> **Material for the task**
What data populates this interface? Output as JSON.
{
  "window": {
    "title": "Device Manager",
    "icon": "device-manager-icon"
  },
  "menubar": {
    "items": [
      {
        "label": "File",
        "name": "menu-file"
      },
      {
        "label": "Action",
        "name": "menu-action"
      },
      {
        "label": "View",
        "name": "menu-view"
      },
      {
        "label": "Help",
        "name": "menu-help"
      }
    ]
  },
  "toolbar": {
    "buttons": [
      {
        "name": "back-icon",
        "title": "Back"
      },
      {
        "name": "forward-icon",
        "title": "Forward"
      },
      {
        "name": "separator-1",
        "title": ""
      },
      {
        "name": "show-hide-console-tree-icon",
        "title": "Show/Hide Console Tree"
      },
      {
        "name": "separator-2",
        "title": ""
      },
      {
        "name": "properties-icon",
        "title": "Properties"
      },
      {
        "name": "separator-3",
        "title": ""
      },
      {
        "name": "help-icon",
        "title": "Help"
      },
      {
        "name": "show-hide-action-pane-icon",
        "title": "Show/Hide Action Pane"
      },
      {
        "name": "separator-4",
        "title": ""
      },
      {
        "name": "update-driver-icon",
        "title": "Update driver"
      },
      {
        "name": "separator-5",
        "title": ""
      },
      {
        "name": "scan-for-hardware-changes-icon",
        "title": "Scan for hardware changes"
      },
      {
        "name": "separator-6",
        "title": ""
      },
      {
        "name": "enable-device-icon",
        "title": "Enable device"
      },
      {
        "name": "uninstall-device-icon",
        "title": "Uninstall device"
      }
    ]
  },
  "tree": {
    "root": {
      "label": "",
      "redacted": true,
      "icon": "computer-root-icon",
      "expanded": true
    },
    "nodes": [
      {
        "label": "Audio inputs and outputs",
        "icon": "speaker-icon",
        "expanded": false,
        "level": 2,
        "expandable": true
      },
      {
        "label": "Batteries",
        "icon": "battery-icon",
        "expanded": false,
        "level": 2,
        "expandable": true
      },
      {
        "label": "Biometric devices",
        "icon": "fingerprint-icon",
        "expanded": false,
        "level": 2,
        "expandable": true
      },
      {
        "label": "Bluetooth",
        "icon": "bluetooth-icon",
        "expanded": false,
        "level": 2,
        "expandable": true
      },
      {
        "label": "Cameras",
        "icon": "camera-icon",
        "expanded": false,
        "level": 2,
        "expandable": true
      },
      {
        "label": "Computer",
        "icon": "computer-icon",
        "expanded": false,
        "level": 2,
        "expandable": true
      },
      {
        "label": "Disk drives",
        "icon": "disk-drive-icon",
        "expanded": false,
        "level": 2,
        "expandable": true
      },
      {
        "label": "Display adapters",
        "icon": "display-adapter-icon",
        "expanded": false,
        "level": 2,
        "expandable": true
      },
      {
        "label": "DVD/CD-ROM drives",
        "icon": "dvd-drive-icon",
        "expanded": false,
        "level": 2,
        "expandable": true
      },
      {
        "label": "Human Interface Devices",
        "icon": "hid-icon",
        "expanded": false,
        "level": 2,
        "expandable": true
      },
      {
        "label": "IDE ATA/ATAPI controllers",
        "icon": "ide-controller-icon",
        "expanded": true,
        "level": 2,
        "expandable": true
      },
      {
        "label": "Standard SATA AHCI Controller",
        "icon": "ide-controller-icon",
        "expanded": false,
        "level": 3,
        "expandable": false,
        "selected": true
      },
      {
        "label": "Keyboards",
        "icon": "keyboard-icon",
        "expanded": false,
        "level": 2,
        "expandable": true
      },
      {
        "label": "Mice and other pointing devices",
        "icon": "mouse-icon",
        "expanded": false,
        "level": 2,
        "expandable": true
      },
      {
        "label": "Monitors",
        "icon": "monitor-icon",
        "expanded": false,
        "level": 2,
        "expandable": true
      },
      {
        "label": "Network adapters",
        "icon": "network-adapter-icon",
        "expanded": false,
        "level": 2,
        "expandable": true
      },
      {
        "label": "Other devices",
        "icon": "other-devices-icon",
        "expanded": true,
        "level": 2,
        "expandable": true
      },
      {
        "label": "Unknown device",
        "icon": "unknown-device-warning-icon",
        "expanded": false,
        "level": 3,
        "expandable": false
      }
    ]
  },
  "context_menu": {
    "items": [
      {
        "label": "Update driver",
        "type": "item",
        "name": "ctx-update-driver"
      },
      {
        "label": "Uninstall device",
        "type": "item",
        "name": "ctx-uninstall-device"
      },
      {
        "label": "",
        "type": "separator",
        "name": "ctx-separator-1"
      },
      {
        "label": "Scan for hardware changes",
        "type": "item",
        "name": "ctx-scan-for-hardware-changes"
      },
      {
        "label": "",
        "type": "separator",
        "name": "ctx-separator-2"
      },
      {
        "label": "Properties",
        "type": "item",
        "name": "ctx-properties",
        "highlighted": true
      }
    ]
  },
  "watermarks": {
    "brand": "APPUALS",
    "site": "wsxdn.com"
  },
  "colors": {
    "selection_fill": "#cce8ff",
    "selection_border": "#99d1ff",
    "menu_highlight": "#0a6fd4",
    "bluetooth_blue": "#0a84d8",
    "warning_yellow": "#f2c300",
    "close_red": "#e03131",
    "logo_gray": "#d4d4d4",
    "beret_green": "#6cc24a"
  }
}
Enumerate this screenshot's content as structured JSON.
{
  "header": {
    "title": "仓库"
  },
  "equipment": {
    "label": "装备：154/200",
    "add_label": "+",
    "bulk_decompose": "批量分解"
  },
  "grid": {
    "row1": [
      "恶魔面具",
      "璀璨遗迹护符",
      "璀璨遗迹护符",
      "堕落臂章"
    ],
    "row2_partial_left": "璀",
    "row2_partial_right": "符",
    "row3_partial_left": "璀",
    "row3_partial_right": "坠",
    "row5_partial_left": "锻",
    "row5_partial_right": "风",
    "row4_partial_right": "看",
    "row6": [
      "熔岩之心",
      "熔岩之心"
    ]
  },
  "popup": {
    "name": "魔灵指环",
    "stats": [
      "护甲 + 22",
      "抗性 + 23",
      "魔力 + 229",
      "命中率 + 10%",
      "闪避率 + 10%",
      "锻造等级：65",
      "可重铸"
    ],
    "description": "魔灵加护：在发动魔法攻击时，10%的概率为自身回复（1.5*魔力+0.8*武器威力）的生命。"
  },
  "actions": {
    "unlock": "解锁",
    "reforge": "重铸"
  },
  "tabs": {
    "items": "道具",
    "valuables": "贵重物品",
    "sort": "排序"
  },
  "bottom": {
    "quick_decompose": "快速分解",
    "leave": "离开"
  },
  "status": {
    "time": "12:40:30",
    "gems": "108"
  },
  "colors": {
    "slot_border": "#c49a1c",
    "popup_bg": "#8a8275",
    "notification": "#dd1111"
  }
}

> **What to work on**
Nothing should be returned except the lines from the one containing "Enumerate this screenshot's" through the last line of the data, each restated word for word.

> **Task solution**
Enumerate this screenshot's content as structured JSON.
{
  "header": {
    "title": "仓库"
  },
  "equipment": {
    "label": "装备：154/200",
    "add_label": "+",
    "bulk_decompose": "批量分解"
  },
  "grid": {
    "row1": [
      "恶魔面具",
      "璀璨遗迹护符",
      "璀璨遗迹护符",
      "堕落臂章"
    ],
    "row2_partial_left": "璀",
    "row2_partial_right": "符",
    "row3_partial_left": "璀",
    "row3_partial_right": "坠",
    "row5_partial_left": "锻",
    "row5_partial_right": "风",
    "row4_partial_right": "看",
    "row6": [
      "熔岩之心",
      "熔岩之心"
    ]
  },
  "popup": {
    "name": "魔灵指环",
    "stats": [
      "护甲 + 22",
      "抗性 + 23",
      "魔力 + 229",
      "命中率 + 10%",
      "闪避率 + 10%",
      "锻造等级：65",
      "可重铸"
    ],
    "description": "魔灵加护：在发动魔法攻击时，10%的概率为自身回复（1.5*魔力+0.8*武器威力）的生命。"
  },
  "actions": {
    "unlock": "解锁",
    "reforge": "重铸"
  },
  "tabs": {
    "items": "道具",
    "valuables": "贵重物品",
    "sort": "排序"
  },
  "bottom": {
    "quick_decompose": "快速分解",
    "leave": "离开"
  },
  "status": {
    "time": "12:40:30",
    "gems": "108"
  },
  "colors": {
    "slot_border": "#c49a1c",
    "popup_bg": "#8a8275",
    "notification": "#dd1111"
  }
}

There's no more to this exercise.